The gunman also critically wounded a deputy who is "fighting for his life," said East Baton Rouge Parish Sheriff Sid Gautreaux. Another wounded deputy and police officer have non-life-threatening wounds, law officers said.
Authorities later identified 41-year-old Nicholas Tullier as an officer in critical condition.
Bruce Simmons, a 51-year-old with 23 years of service, sustained non-life threatening injuries, authorities said.
Authorities say Gavin Long carried out the attack Sunday on law enforcement in Louisiana.
Long, a black man from Kansas City, Missouri, was a Marine who was discharged as a sergeant in 2010.
He left a long trail of information online about his beliefs under the pseudonym Cosmo Setepenra.
Police had been on alert
Since the shooting death of Sterling by Baton Rouge police, the department has worried about threats against officers.
It has been an emotionally charged few days across the country because of the protests stemming from the Sterling shooting and the shooting by police of Philando Castile in Minnesota, plus the ambush on Dallas police officers in which a sniper killed five officers.
"This is an unspeakable and unjustified attack on all of us at a time when we need unity and healing," Gov. Edwards said Sunday in the hours after the Baton Rouge shooting.
Quinyetta McMillon, mother of Sterling's son Cameron, put out a statement through her lawyers condemning the ambush.

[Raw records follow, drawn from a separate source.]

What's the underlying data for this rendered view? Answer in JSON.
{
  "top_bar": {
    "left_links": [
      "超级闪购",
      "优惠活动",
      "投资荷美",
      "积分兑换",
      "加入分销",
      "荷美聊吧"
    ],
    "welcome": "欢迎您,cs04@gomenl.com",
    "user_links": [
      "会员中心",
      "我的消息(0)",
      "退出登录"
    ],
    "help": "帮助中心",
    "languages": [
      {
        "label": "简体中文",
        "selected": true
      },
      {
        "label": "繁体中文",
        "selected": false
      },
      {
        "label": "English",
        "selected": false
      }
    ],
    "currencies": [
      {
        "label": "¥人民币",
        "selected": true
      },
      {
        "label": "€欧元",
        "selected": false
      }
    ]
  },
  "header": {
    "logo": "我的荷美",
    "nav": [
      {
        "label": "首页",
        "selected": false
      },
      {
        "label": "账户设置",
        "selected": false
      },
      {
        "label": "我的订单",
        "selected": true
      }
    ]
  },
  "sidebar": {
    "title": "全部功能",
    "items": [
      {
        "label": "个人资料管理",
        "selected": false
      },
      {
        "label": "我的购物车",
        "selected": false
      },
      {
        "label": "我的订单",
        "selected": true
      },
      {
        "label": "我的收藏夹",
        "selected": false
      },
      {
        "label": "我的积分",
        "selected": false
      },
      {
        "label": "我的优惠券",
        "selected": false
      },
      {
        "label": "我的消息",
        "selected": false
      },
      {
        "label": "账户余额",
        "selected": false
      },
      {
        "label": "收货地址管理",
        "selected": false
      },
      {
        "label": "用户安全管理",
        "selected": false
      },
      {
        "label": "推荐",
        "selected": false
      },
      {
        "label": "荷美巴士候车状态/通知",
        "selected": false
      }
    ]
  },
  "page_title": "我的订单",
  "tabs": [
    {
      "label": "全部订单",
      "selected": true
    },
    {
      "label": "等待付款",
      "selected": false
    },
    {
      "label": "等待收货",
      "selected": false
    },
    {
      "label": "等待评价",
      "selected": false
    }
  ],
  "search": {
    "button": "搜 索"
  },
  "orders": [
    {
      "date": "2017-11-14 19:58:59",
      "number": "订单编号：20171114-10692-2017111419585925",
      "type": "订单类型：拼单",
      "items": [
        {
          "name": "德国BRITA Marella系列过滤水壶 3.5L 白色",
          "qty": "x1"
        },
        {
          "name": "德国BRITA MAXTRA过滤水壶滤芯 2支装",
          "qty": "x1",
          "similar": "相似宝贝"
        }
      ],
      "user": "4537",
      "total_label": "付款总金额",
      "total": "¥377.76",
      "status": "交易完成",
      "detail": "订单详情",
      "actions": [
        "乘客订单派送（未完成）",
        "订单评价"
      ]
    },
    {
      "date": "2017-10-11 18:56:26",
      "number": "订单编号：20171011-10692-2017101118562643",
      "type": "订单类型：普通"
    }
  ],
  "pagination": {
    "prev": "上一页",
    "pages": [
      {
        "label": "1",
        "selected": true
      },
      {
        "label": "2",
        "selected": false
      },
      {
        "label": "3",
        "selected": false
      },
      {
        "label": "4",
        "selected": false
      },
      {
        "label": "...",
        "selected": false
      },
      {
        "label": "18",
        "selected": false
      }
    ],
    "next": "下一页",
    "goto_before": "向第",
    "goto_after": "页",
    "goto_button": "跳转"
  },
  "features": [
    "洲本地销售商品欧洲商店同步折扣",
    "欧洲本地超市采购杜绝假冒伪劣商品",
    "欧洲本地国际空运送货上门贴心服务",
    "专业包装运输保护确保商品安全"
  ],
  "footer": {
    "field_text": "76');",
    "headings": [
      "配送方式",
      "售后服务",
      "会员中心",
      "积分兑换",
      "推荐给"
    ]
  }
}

"We are disgusted by the despicable act of violence today that resulted in the shooting deaths of members of the Baton Rouge law enforcement," she said. "My hope is that one day soon we can come together and find solutions to the very important issues facing our nation rather than continuing to hurt one another."